◆ TASK STATEMENT
Without any of the pictures, print every record below exactly.

Element data from apps and pages

+-------+

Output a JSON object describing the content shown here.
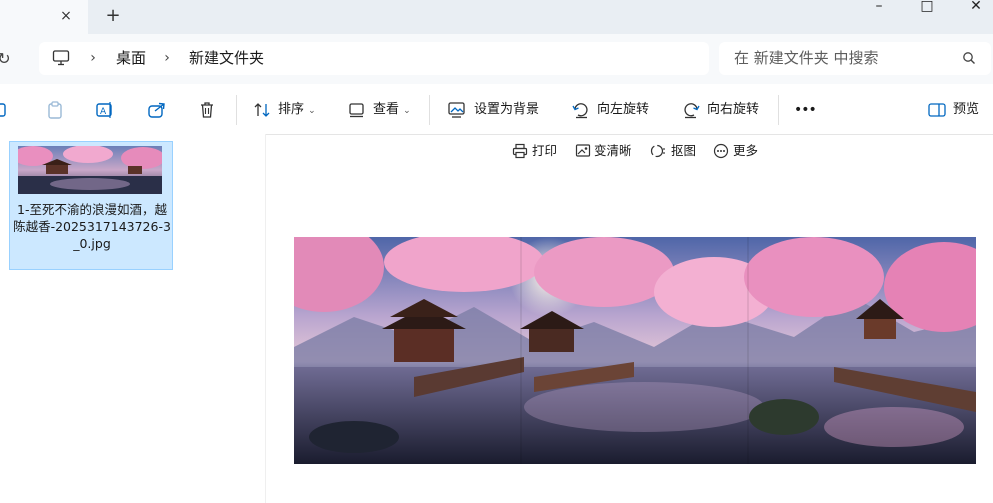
{
  "window": {
    "tab_close": "×",
    "tab_add": "+",
    "minimize": "–",
    "maximize": "□",
    "close": "✕"
  },
  "address": {
    "refresh": "↻",
    "sep": "›",
    "crumbs": [
      "桌面",
      "新建文件夹"
    ]
  },
  "search": {
    "placeholder": "在 新建文件夹 中搜索"
  },
  "commands": {
    "sort": "排序",
    "view": "查看",
    "set_background": "设置为背景",
    "rotate_left": "向左旋转",
    "rotate_right": "向右旋转",
    "more": "•••",
    "preview": "预览",
    "chevron": "⌄"
  },
  "file": {
    "name": "1-至死不渝的浪漫如酒，越陈越香-2025317143726-3_0.jpg"
  },
  "preview_toolbar": {
    "print": "打印",
    "enhance": "变清晰",
    "cutout": "抠图",
    "more": "更多"
  },
  "colors": {
    "accent": "#0067c0",
    "selection": "#cce8ff",
    "selection_border": "#99d1ff"
  }
}
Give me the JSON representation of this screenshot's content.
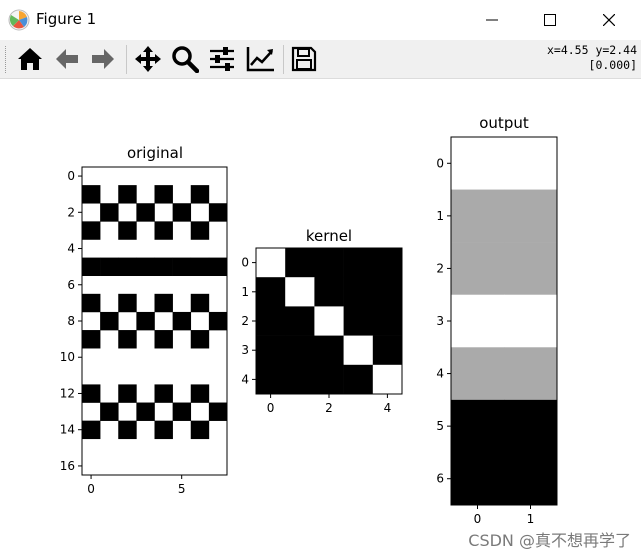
{
  "window": {
    "title": "Figure 1"
  },
  "toolbar": {
    "buttons": [
      {
        "name": "home-button",
        "icon": "home-icon"
      },
      {
        "name": "back-button",
        "icon": "arrow-left-icon"
      },
      {
        "name": "forward-button",
        "icon": "arrow-right-icon"
      },
      {
        "name": "pan-button",
        "icon": "move-icon"
      },
      {
        "name": "zoom-button",
        "icon": "magnifier-icon"
      },
      {
        "name": "subplots-button",
        "icon": "sliders-icon"
      },
      {
        "name": "edit-axes-button",
        "icon": "line-chart-icon"
      },
      {
        "name": "save-button",
        "icon": "floppy-disk-icon"
      }
    ],
    "coords_line1": "x=4.55 y=2.44",
    "coords_line2": "[0.000]"
  },
  "watermark": "CSDN @真不想再学了",
  "chart_data": [
    {
      "type": "heatmap",
      "title": "original",
      "rows": 17,
      "cols": 8,
      "xticks": [
        0,
        5
      ],
      "yticks": [
        0,
        2,
        4,
        6,
        8,
        10,
        12,
        14,
        16
      ],
      "cmap": "gray",
      "black_cells": [
        [
          1,
          0
        ],
        [
          1,
          2
        ],
        [
          1,
          4
        ],
        [
          1,
          6
        ],
        [
          2,
          1
        ],
        [
          2,
          3
        ],
        [
          2,
          5
        ],
        [
          2,
          7
        ],
        [
          3,
          0
        ],
        [
          3,
          2
        ],
        [
          3,
          4
        ],
        [
          3,
          6
        ],
        [
          5,
          0
        ],
        [
          5,
          1
        ],
        [
          5,
          2
        ],
        [
          5,
          3
        ],
        [
          5,
          4
        ],
        [
          5,
          5
        ],
        [
          5,
          6
        ],
        [
          5,
          7
        ],
        [
          7,
          0
        ],
        [
          7,
          2
        ],
        [
          7,
          4
        ],
        [
          7,
          6
        ],
        [
          8,
          1
        ],
        [
          8,
          3
        ],
        [
          8,
          5
        ],
        [
          8,
          7
        ],
        [
          9,
          0
        ],
        [
          9,
          2
        ],
        [
          9,
          4
        ],
        [
          9,
          6
        ],
        [
          12,
          0
        ],
        [
          12,
          2
        ],
        [
          12,
          4
        ],
        [
          12,
          6
        ],
        [
          13,
          1
        ],
        [
          13,
          3
        ],
        [
          13,
          5
        ],
        [
          13,
          7
        ],
        [
          14,
          0
        ],
        [
          14,
          2
        ],
        [
          14,
          4
        ],
        [
          14,
          6
        ]
      ]
    },
    {
      "type": "heatmap",
      "title": "kernel",
      "rows": 5,
      "cols": 5,
      "xticks": [
        0,
        2,
        4
      ],
      "yticks": [
        0,
        1,
        2,
        3,
        4
      ],
      "cmap": "gray",
      "values": [
        [
          1,
          0,
          0,
          0,
          0
        ],
        [
          0,
          1,
          0,
          0,
          0
        ],
        [
          0,
          0,
          1,
          0,
          0
        ],
        [
          0,
          0,
          0,
          1,
          0
        ],
        [
          0,
          0,
          0,
          0,
          1
        ]
      ]
    },
    {
      "type": "heatmap",
      "title": "output",
      "rows": 7,
      "cols": 2,
      "xticks": [
        0,
        1
      ],
      "yticks": [
        0,
        1,
        2,
        3,
        4,
        5,
        6
      ],
      "cmap": "gray",
      "row_shades": [
        "#ffffff",
        "#aaaaaa",
        "#aaaaaa",
        "#ffffff",
        "#aaaaaa",
        "#000000",
        "#000000"
      ]
    }
  ]
}
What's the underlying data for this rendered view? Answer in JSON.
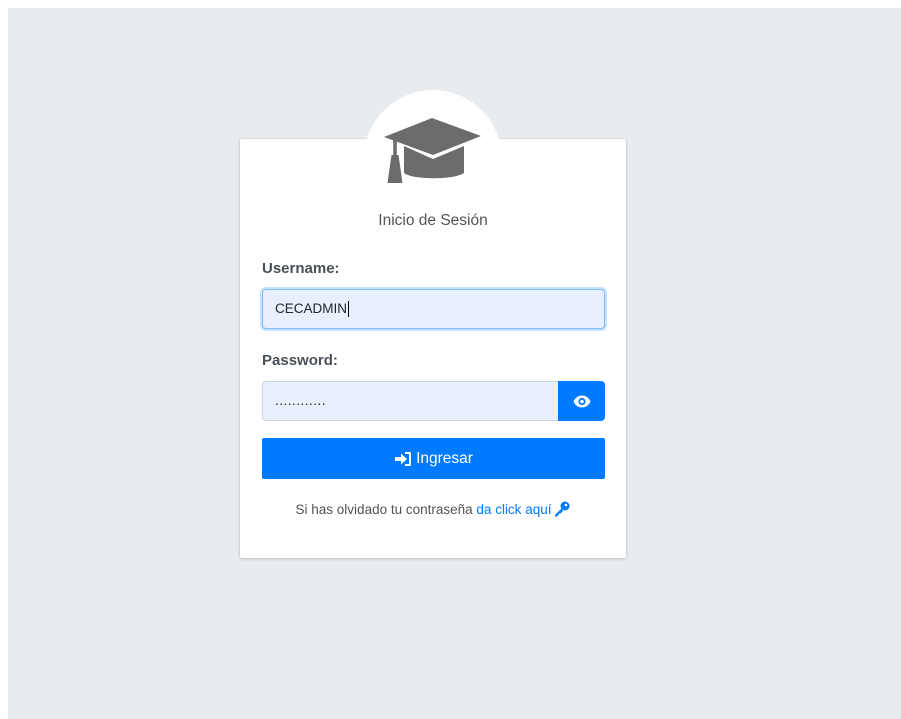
{
  "login": {
    "title": "Inicio de Sesión",
    "username_label": "Username:",
    "username_value": "CECADMIN",
    "password_label": "Password:",
    "password_masked": "............",
    "submit_label": "Ingresar",
    "forgot_text": "Si has olvidado tu contraseña",
    "forgot_link": "da click aquí"
  },
  "icons": {
    "logo": "graduation-cap-icon",
    "toggle_password": "eye-icon",
    "submit": "sign-in-icon",
    "forgot": "key-icon"
  },
  "colors": {
    "background": "#e9ecef",
    "primary": "#007bff",
    "icon_gray": "#6c6c6c",
    "input_autofill": "#e8f0fe"
  }
}
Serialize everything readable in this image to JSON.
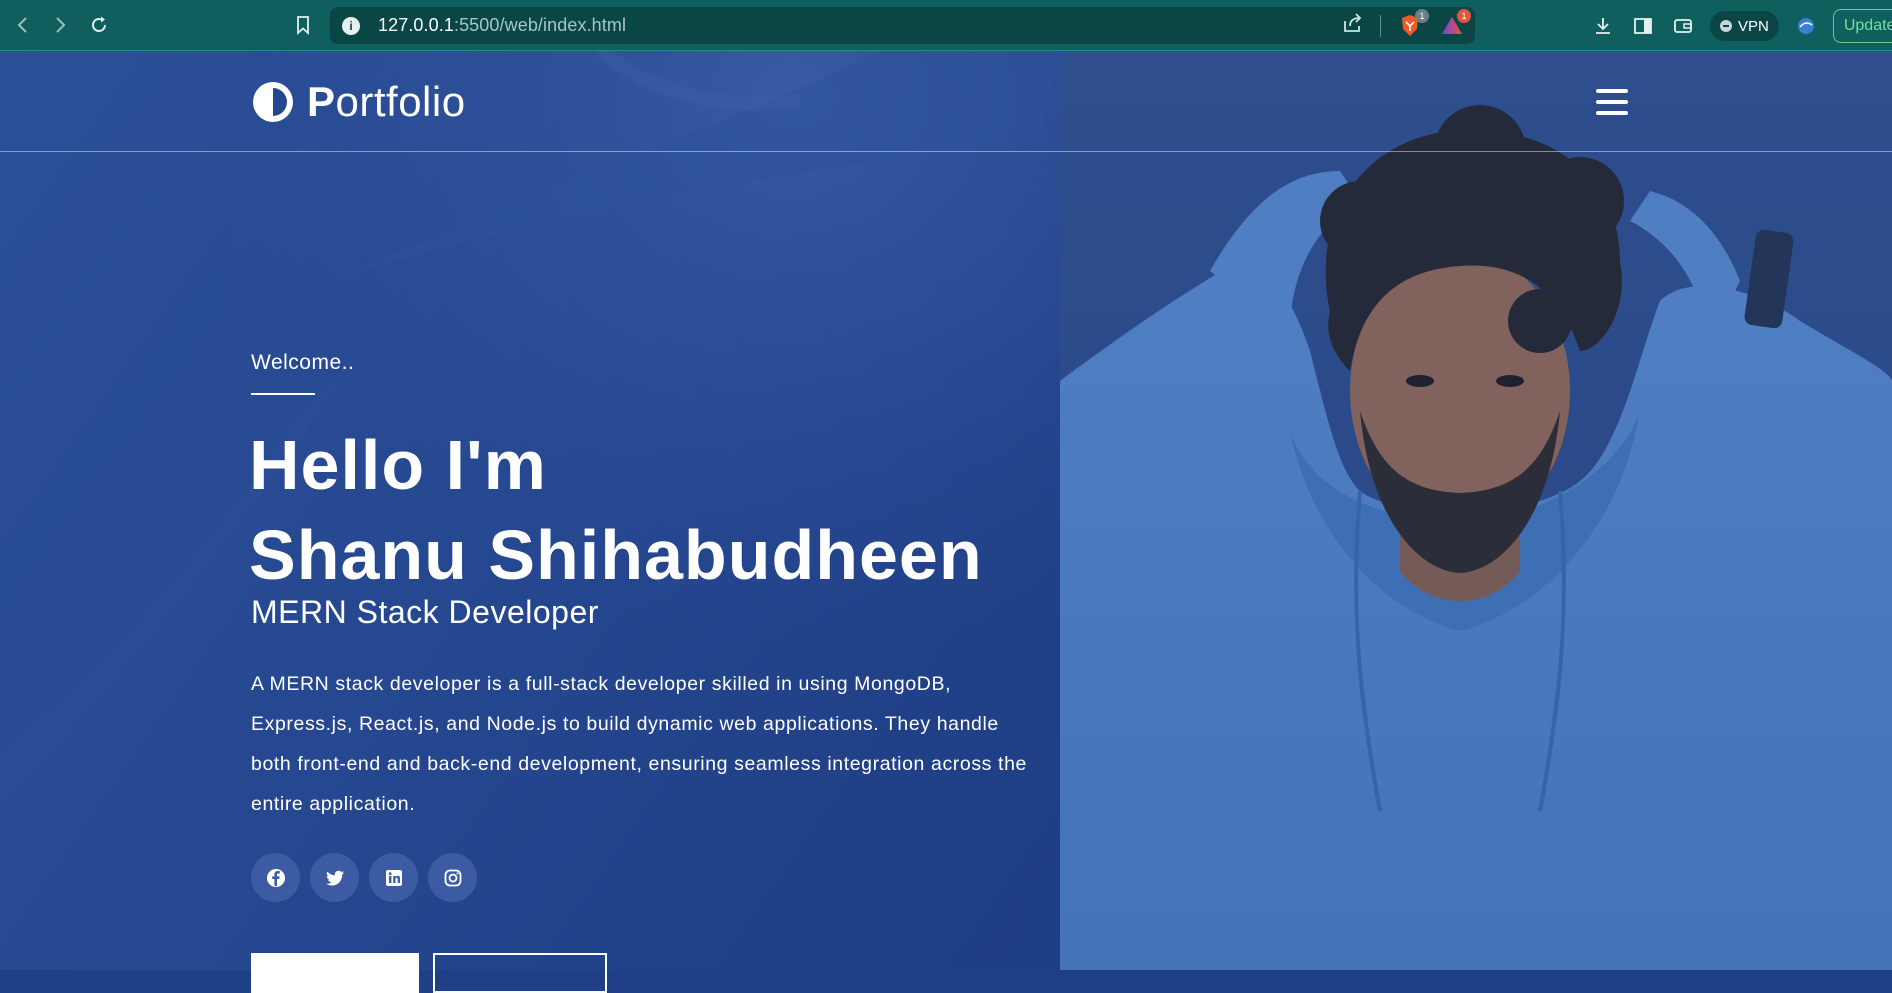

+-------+

◆ EXERCISE SOLUTION
Output a JSON object describing the content shown here.
{
  "window": {
    "tab_close": "×",
    "tab_add": "+",
    "minimize": "–",
    "maximize": "□",
    "close": "✕"
  },
  "address": {
    "refresh": "↻",
    "sep": "›",
    "crumbs": [
      "桌面",
      "新建文件夹"
    ]
  },
  "search": {
    "placeholder": "在 新建文件夹 中搜索"
  },
  "commands": {
    "sort": "排序",
    "view": "查看",
    "set_background": "设置为背景",
    "rotate_left": "向左旋转",
    "rotate_right": "向右旋转",
    "more": "•••",
    "preview": "预览",
    "chevron": "⌄"
  },
  "file": {
    "name": "1-至死不渝的浪漫如酒，越陈越香-2025317143726-3_0.jpg"
  },
  "preview_toolbar": {
    "print": "打印",
    "enhance": "变清晰",
    "cutout": "抠图",
    "more": "更多"
  },
  "colors": {
    "accent": "#0067c0",
    "selection": "#cce8ff",
    "selection_border": "#99d1ff"
  }
}
Give me the JSON representation of this screenshot's content.
{
  "window": {
    "title": "Figure 1"
  },
  "toolbar": {
    "buttons": [
      {
        "name": "home-button",
        "icon": "home-icon"
      },
      {
        "name": "back-button",
        "icon": "arrow-left-icon"
      },
      {
        "name": "forward-button",
        "icon": "arrow-right-icon"
      },
      {
        "name": "pan-button",
        "icon": "move-icon"
      },
      {
        "name": "zoom-button",
        "icon": "magnifier-icon"
      },
      {
        "name": "subplots-button",
        "icon": "sliders-icon"
      },
      {
        "name": "edit-axes-button",
        "icon": "line-chart-icon"
      },
      {
        "name": "save-button",
        "icon": "floppy-disk-icon"
      }
    ],
    "coords_line1": "x=4.55 y=2.44",
    "coords_line2": "[0.000]"
  },
  "watermark": "CSDN @真不想再学了",
  "chart_data": [
    {
      "type": "heatmap",
      "title": "original",
      "rows": 17,
      "cols": 8,
      "xticks": [
        0,
        5
      ],
      "yticks": [
        0,
        2,
        4,
        6,
        8,
        10,
        12,
        14,
        16
      ],
      "cmap": "gray",
      "black_cells": [
        [
          1,
          0
        ],
        [
          1,
          2
        ],
        [
          1,
          4
        ],
        [
          1,
          6
        ],
        [
          2,
          1
        ],
        [
          2,
          3
        ],
        [
          2,
          5
        ],
        [
          2,
          7
        ],
        [
          3,
          0
        ],
        [
          3,
          2
        ],
        [
          3,
          4
        ],
        [
          3,
          6
        ],
        [
          5,
          0
        ],
        [
          5,
          1
        ],
        [
          5,
          2
        ],
        [
          5,
          3
        ],
        [
          5,
          4
        ],
        [
          5,
          5
        ],
        [
          5,
          6
        ],
        [
          5,
          7
        ],
        [
          7,
          0
        ],
        [
          7,
          2
        ],
        [
          7,
          4
        ],
        [
          7,
          6
        ],
        [
          8,
          1
        ],
        [
          8,
          3
        ],
        [
          8,
          5
        ],
        [
          8,
          7
        ],
        [
          9,
          0
        ],
        [
          9,
          2
        ],
        [
          9,
          4
        ],
        [
          9,
          6
        ],
        [
          12,
          0
        ],
        [
          12,
          2
        ],
        [
          12,
          4
        ],
        [
          12,
          6
        ],
        [
          13,
          1
        ],
        [
          13,
          3
        ],
        [
          13,
          5
        ],
        [
          13,
          7
        ],
        [
          14,
          0
        ],
        [
          14,
          2
        ],
        [
          14,
          4
        ],
        [
          14,
          6
        ]
      ]
    },
    {
      "type": "heatmap",
      "title": "kernel",
      "rows": 5,
      "cols": 5,
      "xticks": [
        0,
        2,
        4
      ],
      "yticks": [
        0,
        1,
        2,
        3,
        4
      ],
      "cmap": "gray",
      "values": [
        [
          1,
          0,
          0,
          0,
          0
        ],
        [
          0,
          1,
          0,
          0,
          0
        ],
        [
          0,
          0,
          1,
          0,
          0
        ],
        [
          0,
          0,
          0,
          1,
          0
        ],
        [
          0,
          0,
          0,
          0,
          1
        ]
      ]
    },
    {
      "type": "heatmap",
      "title": "output",
      "rows": 7,
      "cols": 2,
      "xticks": [
        0,
        1
      ],
      "yticks": [
        0,
        1,
        2,
        3,
        4,
        5,
        6
      ],
      "cmap": "gray",
      "row_shades": [
        "#ffffff",
        "#aaaaaa",
        "#aaaaaa",
        "#ffffff",
        "#aaaaaa",
        "#000000",
        "#000000"
      ]
    }
  ]
}
What's the underlying data for this rendered view? Answer in JSON.
{
  "login": {
    "title": "Inicio de Sesión",
    "username_label": "Username:",
    "username_value": "CECADMIN",
    "password_label": "Password:",
    "password_masked": "............",
    "submit_label": "Ingresar",
    "forgot_text": "Si has olvidado tu contraseña",
    "forgot_link": "da click aquí"
  },
  "icons": {
    "logo": "graduation-cap-icon",
    "toggle_password": "eye-icon",
    "submit": "sign-in-icon",
    "forgot": "key-icon"
  },
  "colors": {
    "background": "#e9ecef",
    "primary": "#007bff",
    "icon_gray": "#6c6c6c",
    "input_autofill": "#e8f0fe"
  }
}
Serialize everything readable in this image to JSON.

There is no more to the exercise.